The world of 2018 is the world of NOW. Whether its consumer goods, food, transportation, even dating, we expect everything NOW. We all know that in this winner-takes-all world, the companies that have real-time agile operations throughout their entire value chain will prevail. And yet, time and time again organizations fail to introduce operational innovation into their current operations.
Why is this? We see many companies that have been around a very long time, often over 100 years, that have been doing the same thing the same way most of that time. Their workforce has been doing the same thing that same way. The past several decades have been focused on cost accounting and cost reductions as a remedy to investment community pressures and global competition.
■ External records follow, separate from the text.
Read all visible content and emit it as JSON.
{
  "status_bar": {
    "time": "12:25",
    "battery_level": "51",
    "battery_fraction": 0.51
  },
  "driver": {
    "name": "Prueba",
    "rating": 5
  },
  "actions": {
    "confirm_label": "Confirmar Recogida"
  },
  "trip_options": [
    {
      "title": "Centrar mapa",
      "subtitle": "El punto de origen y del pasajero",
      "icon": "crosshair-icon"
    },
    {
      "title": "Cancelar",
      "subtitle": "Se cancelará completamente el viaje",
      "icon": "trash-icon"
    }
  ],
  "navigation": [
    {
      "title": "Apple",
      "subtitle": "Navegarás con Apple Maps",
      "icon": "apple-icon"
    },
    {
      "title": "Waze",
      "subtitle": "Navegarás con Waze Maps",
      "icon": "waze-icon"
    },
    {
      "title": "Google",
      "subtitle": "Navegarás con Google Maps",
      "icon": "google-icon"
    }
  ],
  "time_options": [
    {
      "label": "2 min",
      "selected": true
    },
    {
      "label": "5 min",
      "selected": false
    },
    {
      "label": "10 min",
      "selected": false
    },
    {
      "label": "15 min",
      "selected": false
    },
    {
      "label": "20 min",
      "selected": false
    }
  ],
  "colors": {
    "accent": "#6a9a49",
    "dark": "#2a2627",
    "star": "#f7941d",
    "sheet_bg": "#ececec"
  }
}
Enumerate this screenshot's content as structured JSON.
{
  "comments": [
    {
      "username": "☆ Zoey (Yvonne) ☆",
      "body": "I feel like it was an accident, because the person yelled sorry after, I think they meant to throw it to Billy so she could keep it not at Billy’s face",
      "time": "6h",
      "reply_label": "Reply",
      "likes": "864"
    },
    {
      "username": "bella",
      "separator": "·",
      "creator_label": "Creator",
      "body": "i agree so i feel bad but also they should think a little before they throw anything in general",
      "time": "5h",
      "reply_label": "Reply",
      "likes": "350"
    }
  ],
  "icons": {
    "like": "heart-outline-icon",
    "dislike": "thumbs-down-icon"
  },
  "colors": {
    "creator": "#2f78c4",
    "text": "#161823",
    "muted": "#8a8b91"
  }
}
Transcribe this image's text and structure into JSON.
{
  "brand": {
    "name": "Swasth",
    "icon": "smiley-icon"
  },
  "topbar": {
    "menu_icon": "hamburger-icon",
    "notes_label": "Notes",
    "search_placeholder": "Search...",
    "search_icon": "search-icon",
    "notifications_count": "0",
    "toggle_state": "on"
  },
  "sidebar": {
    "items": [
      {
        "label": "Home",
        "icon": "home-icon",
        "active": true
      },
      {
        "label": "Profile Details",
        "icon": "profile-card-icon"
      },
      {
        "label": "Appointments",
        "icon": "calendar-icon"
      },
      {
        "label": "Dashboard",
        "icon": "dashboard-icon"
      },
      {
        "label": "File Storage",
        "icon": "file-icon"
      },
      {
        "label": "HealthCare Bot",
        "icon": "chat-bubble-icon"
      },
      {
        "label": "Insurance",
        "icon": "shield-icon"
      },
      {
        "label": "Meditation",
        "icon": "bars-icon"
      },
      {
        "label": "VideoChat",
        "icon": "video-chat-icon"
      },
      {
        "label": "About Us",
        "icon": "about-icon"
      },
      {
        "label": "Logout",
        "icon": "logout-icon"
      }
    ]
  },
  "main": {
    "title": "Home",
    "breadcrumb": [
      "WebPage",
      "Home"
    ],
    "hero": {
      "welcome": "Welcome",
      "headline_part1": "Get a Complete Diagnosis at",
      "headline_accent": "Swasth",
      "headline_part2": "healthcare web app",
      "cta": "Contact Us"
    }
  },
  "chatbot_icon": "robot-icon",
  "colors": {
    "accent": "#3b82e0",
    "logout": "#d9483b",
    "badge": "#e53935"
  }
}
We have squeezed about as much juice as possible out of that approach.
Unfortunately, that has resulted in workforce reductions that leave no one left to support experimenting with new operations technologies. Teams that are maxed out just keeping the trains running on time are then tasked with also tracking, researching, and experimenting with new technologies. This results in the optimism of early engagements dying on the vine due to no one’s fault. Yet we know our future competitiveness will rely on real-time data feeds from everywhere via I IoT, robotics, edge intelligent automation, and big data analytics.
One solution path is to set up a small, dedicated team for thinking out-of-the-box about current operations and task them with innovation experiments, ideally completely non-disruptive to current ops. The history of change and innovation is rife with dedicated “skunkworks” teams from Lockheed’s SR-71 to the Macintosh team with the pirate flag flying above the building. Staffing that team with a mix of younger, more tech-savvy workers and experienced “old-timers” has many benefits beyond the obvious. The existence of these team(s) can help with attraction and retention of the soon-to-be prevalent Facebook generation in our vital manufacturing facilities. They also provide a forum for knowledge transfer across the generations. Other solutions we see attempted are using outside consultants from the business, IT, and system integration realms. This can be a great help to speed up the front end of the innovation and change process, but without that internal dedicated team working in concert with the outside team, it oftentimes just “kicks the can down the road” resulting in the same dead end. We all know how to do this: Imagine if you had a blank sheet of paper today, what would your operations look like?; Experiment with short term, low hanging fruit wins; Invest in continuous education of the workforce. But as long as that change introduction function has no dedicated resources, it will never happen.